= What the task asks =
Show, from the entries below, every line in which "JSON" appears.

*** Data for the task Section Begins ***

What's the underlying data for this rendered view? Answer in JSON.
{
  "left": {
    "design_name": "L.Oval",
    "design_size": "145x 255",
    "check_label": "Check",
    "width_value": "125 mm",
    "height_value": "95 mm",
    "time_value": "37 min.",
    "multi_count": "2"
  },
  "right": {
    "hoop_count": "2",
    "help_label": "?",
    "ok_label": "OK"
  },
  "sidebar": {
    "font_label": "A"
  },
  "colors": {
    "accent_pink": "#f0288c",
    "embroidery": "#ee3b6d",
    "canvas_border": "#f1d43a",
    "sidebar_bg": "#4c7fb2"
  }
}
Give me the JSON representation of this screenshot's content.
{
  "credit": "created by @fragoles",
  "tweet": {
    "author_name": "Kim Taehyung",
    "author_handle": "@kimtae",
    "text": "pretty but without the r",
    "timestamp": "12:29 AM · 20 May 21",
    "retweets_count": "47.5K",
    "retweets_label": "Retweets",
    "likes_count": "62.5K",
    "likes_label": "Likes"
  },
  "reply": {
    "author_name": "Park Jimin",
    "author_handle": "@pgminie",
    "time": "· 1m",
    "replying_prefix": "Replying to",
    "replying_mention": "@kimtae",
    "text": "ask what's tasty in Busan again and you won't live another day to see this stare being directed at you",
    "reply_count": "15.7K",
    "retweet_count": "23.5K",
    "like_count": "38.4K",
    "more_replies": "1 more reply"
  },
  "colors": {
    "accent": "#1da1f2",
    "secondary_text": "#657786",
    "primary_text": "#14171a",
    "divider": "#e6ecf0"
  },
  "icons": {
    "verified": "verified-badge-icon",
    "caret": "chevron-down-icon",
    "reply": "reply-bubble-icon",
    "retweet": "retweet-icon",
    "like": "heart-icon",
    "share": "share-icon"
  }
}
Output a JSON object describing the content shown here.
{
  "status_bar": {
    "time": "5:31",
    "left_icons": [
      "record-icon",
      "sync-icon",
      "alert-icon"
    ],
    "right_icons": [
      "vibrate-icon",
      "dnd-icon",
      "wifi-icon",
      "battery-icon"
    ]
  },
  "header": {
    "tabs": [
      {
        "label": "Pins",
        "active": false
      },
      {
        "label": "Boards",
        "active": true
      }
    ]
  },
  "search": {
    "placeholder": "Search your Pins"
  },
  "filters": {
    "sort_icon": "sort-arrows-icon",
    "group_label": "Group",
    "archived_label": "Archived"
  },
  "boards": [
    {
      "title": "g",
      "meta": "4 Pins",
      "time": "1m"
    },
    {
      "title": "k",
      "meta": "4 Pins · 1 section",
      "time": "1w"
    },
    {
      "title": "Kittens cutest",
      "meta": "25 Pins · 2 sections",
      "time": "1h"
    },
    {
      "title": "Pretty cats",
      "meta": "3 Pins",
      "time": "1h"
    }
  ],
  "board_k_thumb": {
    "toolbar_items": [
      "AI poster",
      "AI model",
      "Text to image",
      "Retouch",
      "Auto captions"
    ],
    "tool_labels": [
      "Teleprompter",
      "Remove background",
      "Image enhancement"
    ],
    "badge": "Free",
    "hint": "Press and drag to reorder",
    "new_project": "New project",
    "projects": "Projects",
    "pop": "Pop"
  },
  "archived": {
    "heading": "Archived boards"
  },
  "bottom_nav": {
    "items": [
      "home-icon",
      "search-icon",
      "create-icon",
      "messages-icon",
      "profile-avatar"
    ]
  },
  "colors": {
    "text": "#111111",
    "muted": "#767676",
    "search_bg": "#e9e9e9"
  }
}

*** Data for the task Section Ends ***

= Output for this exercise =
What's the underlying data for this rendered view? Answer in JSON.
Give me the JSON representation of this screenshot's content.
Output a JSON object describing the content shown here.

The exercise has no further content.